21
APR
2016

Sexual contact accounts for over 80% of reported AIDS cases in Chile, yet cultural norms prevent open discussion of sexual behaviors.  Misconceptions about HIV transmission modes are therefore entrenched at every level of society.  In some instances, Health Workers have been found to have inaccurate or incomplete knowledge of HIV transmission, while various forms of media have presented contradictory and confusing HIV prevention messages.

Until recently, the limited sexual education provided in Chilean schools compounded this issue. Where sexual education was available, it focused almost exclusively on abstinence, perpetuating cultural stigmas related to HIV and enabling misinformation to continue to flourish.

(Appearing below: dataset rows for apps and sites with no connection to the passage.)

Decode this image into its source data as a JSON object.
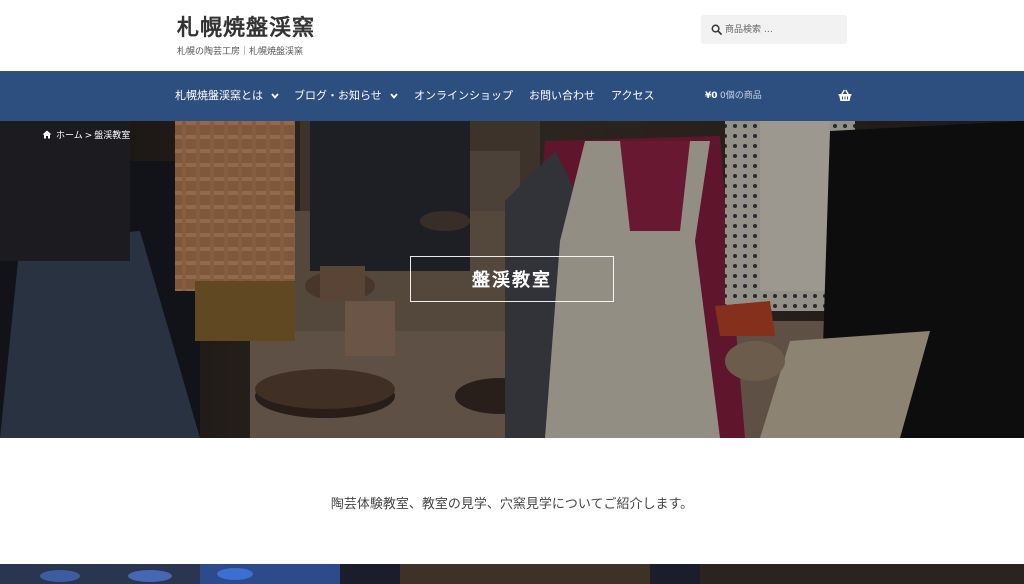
{
  "header": {
    "site_title": "札幌焼盤渓窯",
    "site_description": "札幌の陶芸工房｜札幌焼盤渓窯",
    "search": {
      "placeholder": "商品検索 …",
      "icon": "search-icon"
    }
  },
  "nav": {
    "items": [
      {
        "label": "札幌焼盤渓窯とは",
        "has_dropdown": true
      },
      {
        "label": "ブログ・お知らせ",
        "has_dropdown": true
      },
      {
        "label": "オンラインショップ",
        "has_dropdown": false
      },
      {
        "label": "お問い合わせ",
        "has_dropdown": false
      },
      {
        "label": "アクセス",
        "has_dropdown": false
      }
    ],
    "cart": {
      "amount": "¥0",
      "count_label": "0個の商品",
      "icon": "basket-icon"
    }
  },
  "hero": {
    "breadcrumb": {
      "home_label": "ホーム",
      "separator": ">",
      "current": "盤渓教室"
    },
    "title": "盤渓教室"
  },
  "intro": {
    "text": "陶芸体験教室、教室の見学、穴窯見学についてご紹介します。"
  },
  "colors": {
    "nav_background": "#2d4f7f",
    "search_background": "#f2f2f2",
    "text": "#333333"
  }
}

Recognizing that a multi-sector approach is critical to reducing the incidence of HIV transmission, the Chilean Government signed the UNESCO Preventing through Education Declaration  by which it has committed to reduce by 75% the number of public schools that have not institutionalized comprehensive sexual education.

In partnership with the Chilean Ministry of Education, the Center of Integral Sexual Education (CESI), a private organization dedicated to improving access to sexual education and psychological counseling in schools throughout Chile, has rigorously taken up this challenge.

Daniel Seguel, Regional Coordinator of CESI, notes that CESI’s HIV mandate includes providing “deep learning of HIV transmission”, in addition to the more broadly-available awareness education. He reports that CESI has integrated the TeachAIDS Spanish language materials into the programs it delivers to classrooms across Chile “in order to make available high quality materials and comprehensive education”.

Noting that the limited knowledge of teachers and cultural stigmas had previously been major stumbling blocks in providing such comprehensive HIV education. CESI Lead Psychologist Maria Sandoval notes, “We teach the teachers so that they can better teach their students.  Previously, teachers felt uncomfortable and disempowered when it came to presenting HIV education, so it is very good to have a tool that allows them to present this information through a reputable third party. This is a big step, and teachers are very thankful.”

Mr. Seguel and Ms. Sandoval proudly site numerous successes of the CESI-TeachAIDS partnership. They note that the materials were recently shared with teachers in the communes of Doñihue and Peralillo, in which talking about the sexual transmission of disease has historically been taboo. With the TeachAIDS materials, hundreds of families in this community will receive the information they need to protect themselves and their loved ones from HIV.

The importance of sexual education in multi-sector approaches to reducing the transmission of HIV cannot be underestimated. We applaud the Government of Chile for taking steps to make this education available, and thank CESI for empowering teachers to approach the complex and important subject of sexual education.  Along with other nonprofit organizations around the world, including United Way of Hyderabad , Action for the Needy, and Children of Grace, CESI is leading the way in providing life-saving comprehensive HIV education to those who need it most.